Unfortunately, there is no easy answer on this issue/debate…it has been brought up many times before…heated arguments and all.

Basically, board surfing is way too complex and dynamic. By dynamic I mean lighter buoyant objects float quicker than heavier buoyant objects. You can test this yourself in a pool with similar sized spheres of different weights. Submerged, the lighter one will rise to the surface faster than the heavier one, even tho both are buoyant.

Board weight is design variable. Very often, lighter boards go better, other times, a heavier board goes better. Depends on the surfer, wave and board design.

“Remember buoyancy is a function of your weight plus your boards weight.”

Yes! Thanks for that. Also remember that the magnitude of the buoyant force has only one variable. The buoyant force is ONLY due to the volume of water displaced, and it is equal to the weight of that volume of water. That’s it. Has nothing to do with board weight.

That’s why in craftee’s example, the lighter sphere will rise faster. Both spheres will have the same buoyant force upward, but the heavier one will move more slowly upwards, due to a smaller upward resultant force and f=ma. In other words, not only is the heavier sphere harder to move upwards becasue it has more inertia, but since it is pulled downwards by gravity more than the lighter sphere, less force is available for it to go upwards. Same thing with a surfboard. Equal volume surfboards, if both are totally submerged, will have the same buoyant force upward. Period.

When you place a human on the board, and that human is not totally submerged, the equilibrium problem becomes more complex. If the board isn’t totally submerged either, it becomes even more complex. That’s why the debate goes on, due to the complexity of the problem. The buoyant force depends on the volume of water displaced by board+surfer, not easily measured due to one or both only being partially underwater.

When you have a board+human combo that is only partially submerged, the buoyant force is again ONLY due to the volume of board + volume of human that is submerged, but that volume is difficult to calculate, due to the complex shapes of board and human.
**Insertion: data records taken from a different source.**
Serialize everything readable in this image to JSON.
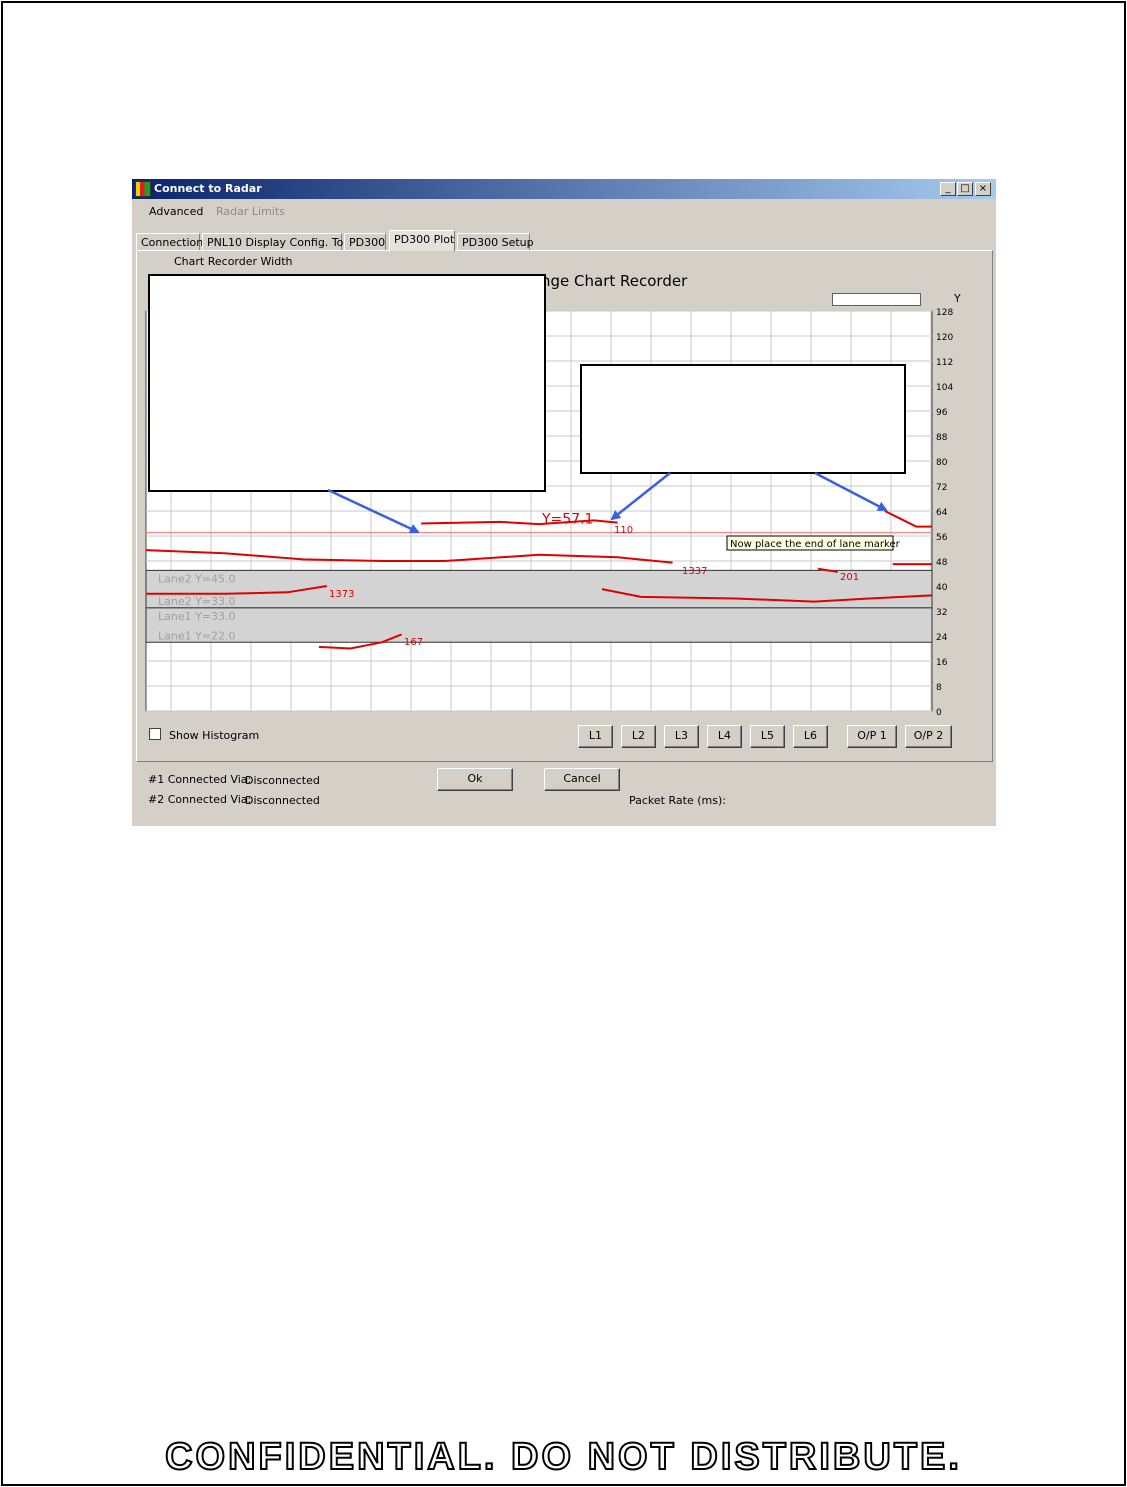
{
  "window": {
    "title": "Connect to Radar",
    "controls": {
      "minimize": "_",
      "maximize": "□",
      "close": "×"
    }
  },
  "menu": {
    "items": [
      {
        "label": "Advanced"
      },
      {
        "label": "Radar Limits"
      }
    ]
  },
  "tabs": [
    {
      "label": "Connection"
    },
    {
      "label": "PNL10 Display Config. Tool"
    },
    {
      "label": "PD300"
    },
    {
      "label": "PD300 Plot"
    },
    {
      "label": "PD300 Setup"
    }
  ],
  "active_tab": "PD300 Plot",
  "chart_panel": {
    "width_label": "Chart Recorder Width",
    "title_fragment": "nge Chart Recorder",
    "y_axis_label": "Y",
    "y_ticks": [
      "128",
      "120",
      "112",
      "104",
      "96",
      "88",
      "80",
      "72",
      "64",
      "56",
      "48",
      "40",
      "32",
      "24",
      "16",
      "8",
      "0"
    ],
    "marker_label": "Y=57.1",
    "tooltip": "Now place the end of lane marker",
    "lane_labels": [
      "Lane2 Y=45.0",
      "Lane2 Y=33.0",
      "Lane1 Y=33.0",
      "Lane1 Y=22.0"
    ],
    "track_ids": [
      "110",
      "1337",
      "201",
      "1373",
      "167"
    ]
  },
  "chart_data": {
    "type": "line",
    "ylim": [
      0,
      128
    ],
    "y_ticks": [
      128,
      120,
      112,
      104,
      96,
      88,
      80,
      72,
      64,
      56,
      48,
      40,
      32,
      24,
      16,
      8,
      0
    ],
    "reference_line": {
      "label": "Y=57.1",
      "y": 57.1
    },
    "lane_bands": [
      {
        "name": "Lane2",
        "y_top": 45.0,
        "y_bottom": 33.0
      },
      {
        "name": "Lane1",
        "y_top": 33.0,
        "y_bottom": 22.0
      }
    ],
    "tracks": [
      {
        "id": "110",
        "points": [
          [
            0.35,
            60.0
          ],
          [
            0.45,
            60.5
          ],
          [
            0.5,
            59.8
          ],
          [
            0.57,
            61.0
          ],
          [
            0.6,
            60.3
          ]
        ]
      },
      {
        "id": "1337",
        "points": [
          [
            0.0,
            51.5
          ],
          [
            0.1,
            50.5
          ],
          [
            0.2,
            48.5
          ],
          [
            0.3,
            48.0
          ],
          [
            0.38,
            48.0
          ],
          [
            0.5,
            50.0
          ],
          [
            0.6,
            49.2
          ],
          [
            0.67,
            47.5
          ]
        ]
      },
      {
        "id": "201",
        "points": [
          [
            0.855,
            45.5
          ],
          [
            0.88,
            44.5
          ]
        ]
      },
      {
        "id": "1373",
        "points": [
          [
            0.0,
            37.5
          ],
          [
            0.1,
            37.5
          ],
          [
            0.18,
            38.0
          ],
          [
            0.23,
            40.0
          ]
        ]
      },
      {
        "id": "1337b",
        "points": [
          [
            0.58,
            39.0
          ],
          [
            0.63,
            36.5
          ],
          [
            0.75,
            36.0
          ],
          [
            0.85,
            35.0
          ],
          [
            0.92,
            36.0
          ],
          [
            1.0,
            37.0
          ]
        ]
      },
      {
        "id": "167",
        "points": [
          [
            0.22,
            20.5
          ],
          [
            0.26,
            20.0
          ],
          [
            0.3,
            22.0
          ],
          [
            0.325,
            24.5
          ]
        ]
      },
      {
        "id": "tail",
        "points": [
          [
            0.94,
            64.0
          ],
          [
            0.96,
            61.5
          ],
          [
            0.98,
            59.0
          ],
          [
            1.0,
            59.0
          ]
        ]
      },
      {
        "id": "tail2",
        "points": [
          [
            0.95,
            47.0
          ],
          [
            1.0,
            47.0
          ]
        ]
      }
    ]
  },
  "show_histogram_label": "Show Histogram",
  "lane_buttons": [
    "L1",
    "L2",
    "L3",
    "L4",
    "L5",
    "L6",
    "O/P 1",
    "O/P 2"
  ],
  "status": {
    "conn1_label": "#1 Connected Via:",
    "conn1_value": "Disconnected",
    "conn2_label": "#2 Connected Via:",
    "conn2_value": "Disconnected",
    "packet_rate_label": "Packet Rate (ms):"
  },
  "dialog_buttons": {
    "ok": "Ok",
    "cancel": "Cancel"
  },
  "footer": "CONFIDENTIAL. DO NOT DISTRIBUTE.",
  "colors": {
    "title_start": "#0a246a",
    "title_end": "#a6caf0",
    "track": "#e00000",
    "arrow": "#3b5fe0",
    "lane_band": "#d3d3d3"
  }
}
The above is ONLY the static example, no movement. So, if you have a board that is 5lb lighter (5 lb lighter board+surfer combo), the volume of water that needs to be displaced weighs 5lb less, and you float a little higher when not moving. How much higher you float depends on how much of you and board (near the waterline) weighs 5lb.
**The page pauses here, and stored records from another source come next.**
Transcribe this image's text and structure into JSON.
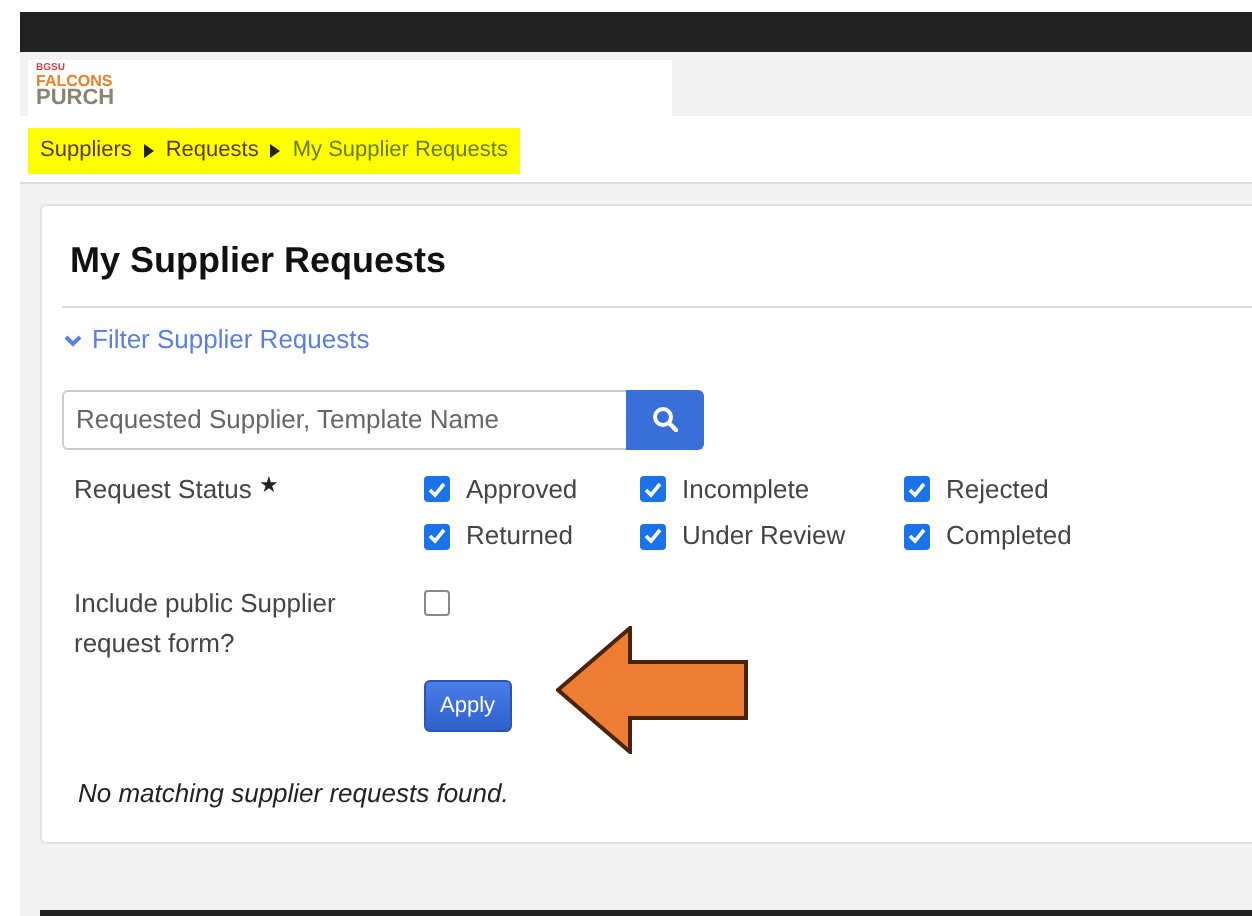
{
  "logo": {
    "lines": [
      "BGSU",
      "FALCONS",
      "PURCH"
    ]
  },
  "breadcrumb": [
    {
      "label": "Suppliers",
      "current": false
    },
    {
      "label": "Requests",
      "current": false
    },
    {
      "label": "My Supplier Requests",
      "current": true
    }
  ],
  "card": {
    "title": "My Supplier Requests",
    "filter_toggle": {
      "label": "Filter Supplier Requests",
      "expanded": true
    },
    "search": {
      "placeholder": "Requested Supplier, Template Name"
    },
    "request_status": {
      "label": "Request Status",
      "required_mark": "★",
      "options": [
        {
          "label": "Approved",
          "checked": true
        },
        {
          "label": "Incomplete",
          "checked": true
        },
        {
          "label": "Rejected",
          "checked": true
        },
        {
          "label": "Returned",
          "checked": true
        },
        {
          "label": "Under Review",
          "checked": true
        },
        {
          "label": "Completed",
          "checked": true
        }
      ]
    },
    "include_public": {
      "label": "Include public Supplier request form?",
      "checked": false
    },
    "apply_button": "Apply",
    "empty_message": "No matching supplier requests found."
  }
}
Start paddling and everything changes, as you now have lift and drag forces to think about, so craftee is right on the mark. Way too many variables that are difficult if not impossible to measure, and you have said heated arguments.



Equal volume surfboards, if both are totally submerged, will have the same buoyant force upward. Period.


Wait, um, okay, college boy ; ) – explain how a shell filled with buckshot is the same boouyaunt force as a hollow shell!

Youre joking right?

Buoyancy provides an upward force on the object. The magnitude of this force is equal to the weight of the displaced fluid.

Period, like MM said. The scientific definition of buoyancy is different than what lay people like us define as surfboard buoyancy. There is mega confusion in this. Its way too dynamic and complex for anyone or any supercomputer to figure it out. Textbook explanations make simplifying (erroneous) assumptions to explain it. Free body static diagrams give a tiny snapshot of time…ahhh forget it!! Lets talk about hot chicks…

Hey janklow,

No problem, this was a common question when I was a physics tutor. The empty shell and shell filled with buckshot both have the same bouyant force upwards when submerged. But the shell filled with buckshot has more gravitational force acting on it downwards than the empty shell. So, the resultant force (sum of forces) for the empty shell is up, and it floats. The resultant force for the buckshot shell is downwards, and now you have to go fish it out of the bottom of the pool…

You just forgot to include gravity. Remember, the buoyant force is only upwards.

Make sense?


Roger that, John–YESofcourseIWASJOKINGDAVE!–you guys don’t mind if I delete that post, do ya? lessee here…

wtf, I dint haffa go physicks class